- Opening Delimiter -

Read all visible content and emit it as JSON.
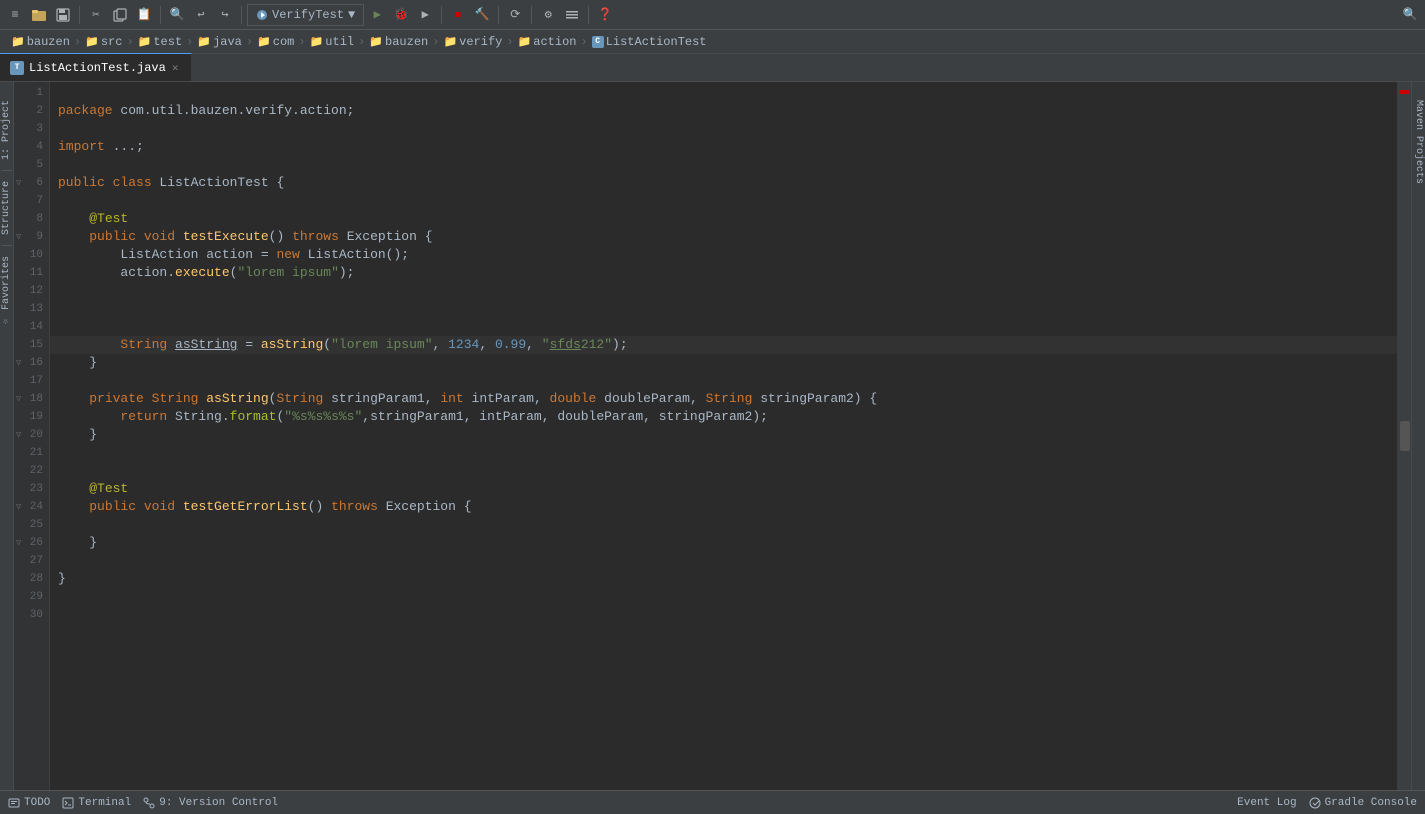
{
  "toolbar": {
    "run_config": "VerifyTest",
    "icons": [
      "☰",
      "📁",
      "💾",
      "✂",
      "📋",
      "📋",
      "🔍",
      "↩",
      "↪",
      "▶",
      "⏸",
      "⏹",
      "📍",
      "🔧",
      "⚙",
      "❓"
    ]
  },
  "breadcrumb": {
    "items": [
      {
        "label": "bauzen",
        "type": "folder"
      },
      {
        "label": "src",
        "type": "folder"
      },
      {
        "label": "test",
        "type": "folder"
      },
      {
        "label": "java",
        "type": "folder"
      },
      {
        "label": "com",
        "type": "folder"
      },
      {
        "label": "util",
        "type": "folder"
      },
      {
        "label": "bauzen",
        "type": "folder"
      },
      {
        "label": "verify",
        "type": "folder"
      },
      {
        "label": "action",
        "type": "folder"
      },
      {
        "label": "ListActionTest",
        "type": "class"
      }
    ]
  },
  "tab": {
    "label": "ListActionTest.java"
  },
  "code": {
    "lines": [
      "",
      "package com.util.bauzen.verify.action;",
      "",
      "import ...;",
      "",
      "public class ListActionTest {",
      "",
      "    @Test",
      "    public void testExecute() throws Exception {",
      "        ListAction action = new ListAction();",
      "        action.execute(\"lorem ipsum\");",
      "",
      "",
      "",
      "        String asString = asString(\"lorem ipsum\", 1234, 0.99, \"sfds212\");",
      "    }",
      "",
      "    private String asString(String stringParam1, int intParam, double doubleParam, String stringParam2) {",
      "        return String.format(\"%s%s%s%s\",stringParam1, intParam, doubleParam, stringParam2);",
      "    }",
      "",
      "",
      "    @Test",
      "    public void testGetErrorList() throws Exception {",
      "",
      "    }",
      "",
      "}"
    ]
  },
  "status_bar": {
    "todo": "TODO",
    "terminal": "Terminal",
    "version_control": "9: Version Control",
    "event_log": "Event Log",
    "gradle_console": "Gradle Console"
  },
  "side_panels": {
    "maven_projects": "Maven Projects",
    "structure": "Structure",
    "favorites": "Favorites"
  },
  "colors": {
    "background": "#2b2b2b",
    "gutter": "#313335",
    "toolbar": "#3c3f41",
    "accent": "#4a9eff",
    "keyword": "#cc7832",
    "string": "#6a8759",
    "number": "#6897bb",
    "method": "#ffc66d",
    "annotation": "#bbb529"
  }
}
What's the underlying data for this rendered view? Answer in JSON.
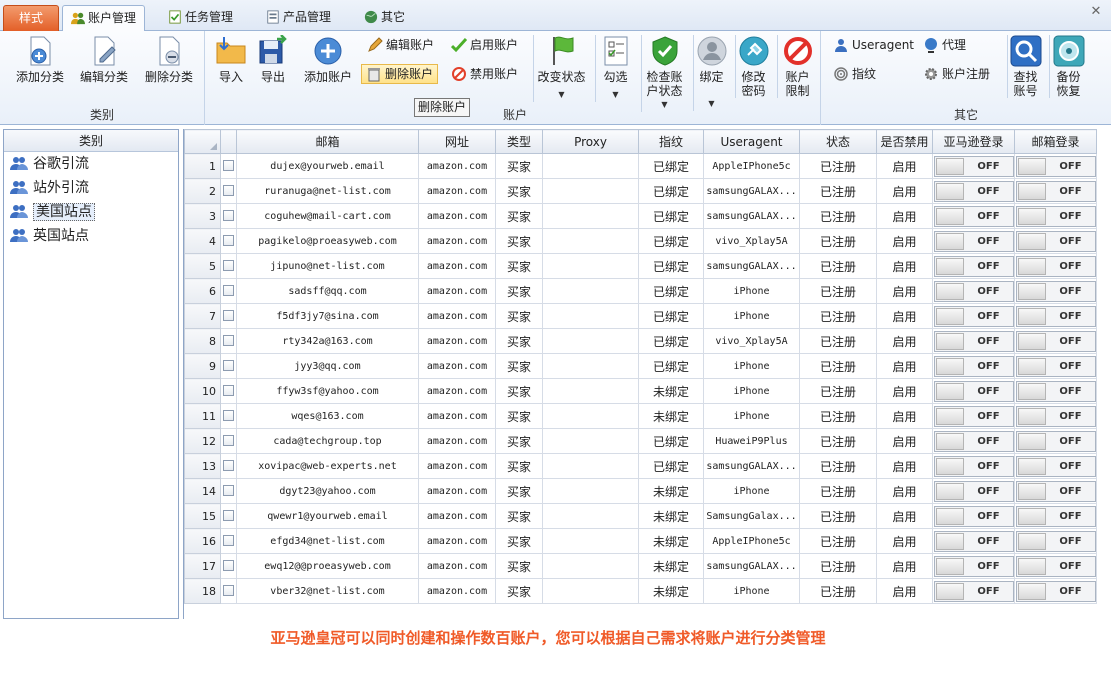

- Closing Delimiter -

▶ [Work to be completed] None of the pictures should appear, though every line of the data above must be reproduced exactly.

▶ [Task solution]
Read all visible content and emit it as JSON.
{
  "toolbar": {
    "run_config": "VerifyTest",
    "icons": [
      "☰",
      "📁",
      "💾",
      "✂",
      "📋",
      "📋",
      "🔍",
      "↩",
      "↪",
      "▶",
      "⏸",
      "⏹",
      "📍",
      "🔧",
      "⚙",
      "❓"
    ]
  },
  "breadcrumb": {
    "items": [
      {
        "label": "bauzen",
        "type": "folder"
      },
      {
        "label": "src",
        "type": "folder"
      },
      {
        "label": "test",
        "type": "folder"
      },
      {
        "label": "java",
        "type": "folder"
      },
      {
        "label": "com",
        "type": "folder"
      },
      {
        "label": "util",
        "type": "folder"
      },
      {
        "label": "bauzen",
        "type": "folder"
      },
      {
        "label": "verify",
        "type": "folder"
      },
      {
        "label": "action",
        "type": "folder"
      },
      {
        "label": "ListActionTest",
        "type": "class"
      }
    ]
  },
  "tab": {
    "label": "ListActionTest.java"
  },
  "code": {
    "lines": [
      "",
      "package com.util.bauzen.verify.action;",
      "",
      "import ...;",
      "",
      "public class ListActionTest {",
      "",
      "    @Test",
      "    public void testExecute() throws Exception {",
      "        ListAction action = new ListAction();",
      "        action.execute(\"lorem ipsum\");",
      "",
      "",
      "",
      "        String asString = asString(\"lorem ipsum\", 1234, 0.99, \"sfds212\");",
      "    }",
      "",
      "    private String asString(String stringParam1, int intParam, double doubleParam, String stringParam2) {",
      "        return String.format(\"%s%s%s%s\",stringParam1, intParam, doubleParam, stringParam2);",
      "    }",
      "",
      "",
      "    @Test",
      "    public void testGetErrorList() throws Exception {",
      "",
      "    }",
      "",
      "}"
    ]
  },
  "status_bar": {
    "todo": "TODO",
    "terminal": "Terminal",
    "version_control": "9: Version Control",
    "event_log": "Event Log",
    "gradle_console": "Gradle Console"
  },
  "side_panels": {
    "maven_projects": "Maven Projects",
    "structure": "Structure",
    "favorites": "Favorites"
  },
  "colors": {
    "background": "#2b2b2b",
    "gutter": "#313335",
    "toolbar": "#3c3f41",
    "accent": "#4a9eff",
    "keyword": "#cc7832",
    "string": "#6a8759",
    "number": "#6897bb",
    "method": "#ffc66d",
    "annotation": "#bbb529"
  }
}
What's the underlying data for this rendered view? Answer in JSON.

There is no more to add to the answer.